Tech Review: The Roccat Kone Air gaming mouse prides itself on quality and comfort

Roccat’s mainline mouse offers yet another alternative for the more understated gamer who appreciates a comfortable and responsive mouse, without the extra bells and whistles. Unlike the admittedly solid Kone Pro Air and Kone XP Air gaming mice, the Kone Air opts out of any RGB support, while providing stellar battery life, solid build quality and a wider design that’s better suited to larger hands for a more natural feeling grip.


The Kone Air feels sturdy in the hands and is built with a slightly wider design in mind, not only for larger hands, but for the ability to provide a range of grips. While I tend to resort to the claw grip for most of my games, it’s nice to relax the palm flat for longer periods of time, particularly when I’m not gaming. Available in both black and white, the Kone Air provides a dedicated DPI button on top of the mouse below the scroll wheel, and three side buttons. Two sit above the thumb, while the third sits almost flat along the thumb rest, that you cause to toggle actions set up by  Roccat’s Swarm software.

Thankfully, each of the three side buttons are easy to reach and press, even if the lack of any additional buttons makes it a little trickly for those looking to get more of more demanding games like an MMO for example. That being said, Roccat’s Swarm software does allow the lower side button to toggle alternative commands for side keys via Easy-Shift[+], which we’ll touch on a bit later in this review. But as a mouse, it’s comfortable to use as a with its rubberised grip along the side providing adequate ergonomic support for the thumb.

Much like the Kone Air XP, the Kone Air offers PTFE glides for smooth movement and Titan Optical switches and a 19K Owl-Eye optical sensor for both speedy and responsive clicks and manoeuvrability in-game; although we recommend connecting with the dedicated 2.4 GHz dongle. It’s also on the lighter side, coming in at just 119g with batteries and an impressive 96g without.


While Titan Optical switches and a 19K Owl-Eye optical sensor make this a perfectly acceptable mouse for both gaming and everyday use, the Kone Air is only deepened with it’s additional programmable buttons and 100 million click life-cycle for added reliability. The Kone Air supports both 2.4 GHz and Bluetooth connections, the latter of which tends to fall in line with the proposed 800 hours (or around 33 days) of battery life. It can be powered with a single AA battery, although understandably lacking that aforementioned and lengthy battery life that two AA would provide. However, it’s nice to be able to get rid of any charging cables lying about while not having to worry about long-term battery life, in which most rechargeable batteries lose around 20% of their capacity after just a couple of years.

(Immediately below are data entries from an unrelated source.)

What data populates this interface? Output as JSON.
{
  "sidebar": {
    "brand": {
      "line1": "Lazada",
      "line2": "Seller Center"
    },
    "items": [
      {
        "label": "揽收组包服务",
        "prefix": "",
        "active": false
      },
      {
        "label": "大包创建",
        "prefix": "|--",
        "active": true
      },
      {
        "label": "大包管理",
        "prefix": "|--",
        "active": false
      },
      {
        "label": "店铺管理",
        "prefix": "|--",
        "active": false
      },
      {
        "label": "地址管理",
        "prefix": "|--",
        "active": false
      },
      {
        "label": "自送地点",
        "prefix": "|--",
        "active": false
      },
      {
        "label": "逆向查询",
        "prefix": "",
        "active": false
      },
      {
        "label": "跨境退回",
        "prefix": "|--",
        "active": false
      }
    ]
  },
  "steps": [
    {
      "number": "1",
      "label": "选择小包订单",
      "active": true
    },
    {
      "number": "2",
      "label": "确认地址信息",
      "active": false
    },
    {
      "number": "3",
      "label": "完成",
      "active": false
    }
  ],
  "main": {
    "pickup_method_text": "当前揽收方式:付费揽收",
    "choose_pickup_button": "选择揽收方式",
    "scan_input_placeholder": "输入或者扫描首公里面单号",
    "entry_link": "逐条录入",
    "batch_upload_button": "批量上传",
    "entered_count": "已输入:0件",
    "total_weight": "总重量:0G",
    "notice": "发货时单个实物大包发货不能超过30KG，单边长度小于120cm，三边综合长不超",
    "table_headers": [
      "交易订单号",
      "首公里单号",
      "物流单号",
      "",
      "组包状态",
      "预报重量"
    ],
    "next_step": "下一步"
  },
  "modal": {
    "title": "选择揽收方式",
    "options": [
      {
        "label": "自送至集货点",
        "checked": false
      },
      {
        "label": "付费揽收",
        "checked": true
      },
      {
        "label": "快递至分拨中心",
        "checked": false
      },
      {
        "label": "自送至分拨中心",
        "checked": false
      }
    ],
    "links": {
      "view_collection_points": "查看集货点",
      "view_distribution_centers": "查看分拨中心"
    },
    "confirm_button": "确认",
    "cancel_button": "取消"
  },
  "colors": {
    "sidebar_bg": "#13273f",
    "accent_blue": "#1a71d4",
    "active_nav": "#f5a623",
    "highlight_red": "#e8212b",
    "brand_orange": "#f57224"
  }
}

Should you wish to sacrifice battery life, I would recommend siding with the dedicated 2.4 GHz USB-A dongle neatly included within the Kone Air’s battery compartment. That 2.4GHz option provides around 15-20ms of lag as opposed to 200ms of lag that Bluetooth unfortunately causes. Most casual users will scarcely notice the difference for everyday activities, while more dedicated gamers will benefit from that more responsive lag-free experience, making the most of those satisfying Titan Optical switches. The lack of any RGB also simplifies both the look and customisation of the Kone Air, which I personally appreciate.


Roccat’s Swarm software allows range a range of customisable options, including finetuned DPI settings and interchangeable commands for each button. However, the Easy-Shift[+] functionality is the clear main attraction here. It allows users to customise a secondary layer of commands to each button, which can be accessed by holding down the Easy-Shift[+] button located under the thumb, turning the initial 9 buttons into 17 total options.

While users will need to plug in the 2.4 GHz dongle to access and customise these features, users can certainly benefit from this added functionality, even if the side buttons can be a little tricky to hit while holding that lower Easy-Shift[+] button at the same time. The only gripe I have with the mouse itself, that its lack of on-board interchangeable profiles mean you’ll have to dip back into the software if you wan to change any of your various pre-set adjustments and profiles to cater for more specific games with different controls and layouts.

Verdict & Value

Overall, the Roccat Kone Air isn’t as fancy as its Kone Air XP counterpart, but doesn’t necessarily need to be. It’s well built, long-lasting, comfortable and responsive, all while providing accessibility for added prompts and commands through the dedicated Easy-Shift[+] button. The lack of RGB support may annoy some, while I personally appreciate the decision, as it allows its minimal look to do all the talking. At A$139.95, it’s competitive in terms of price for what it offers, making it one of the more solid and approachable all-rounders on the market.


Highlights: Solid build quality; Easy-Shift[+] functionality; Comfortable design
Lowlights: Lack of on-board profiles; Side buttons can be a little tricky to reach while holding Easy-Shift[+] button
Manufacturer: Roccat
Price: A$139.95
Available: Now

Review based on unit supplied by Roccat.

Matthew Arcari

Matthew Arcari is the games and technology editor at The AU Review. You can find him on Twitter at @sirchunkee, or at the Dagobah System, chilling with Luke and Yoda.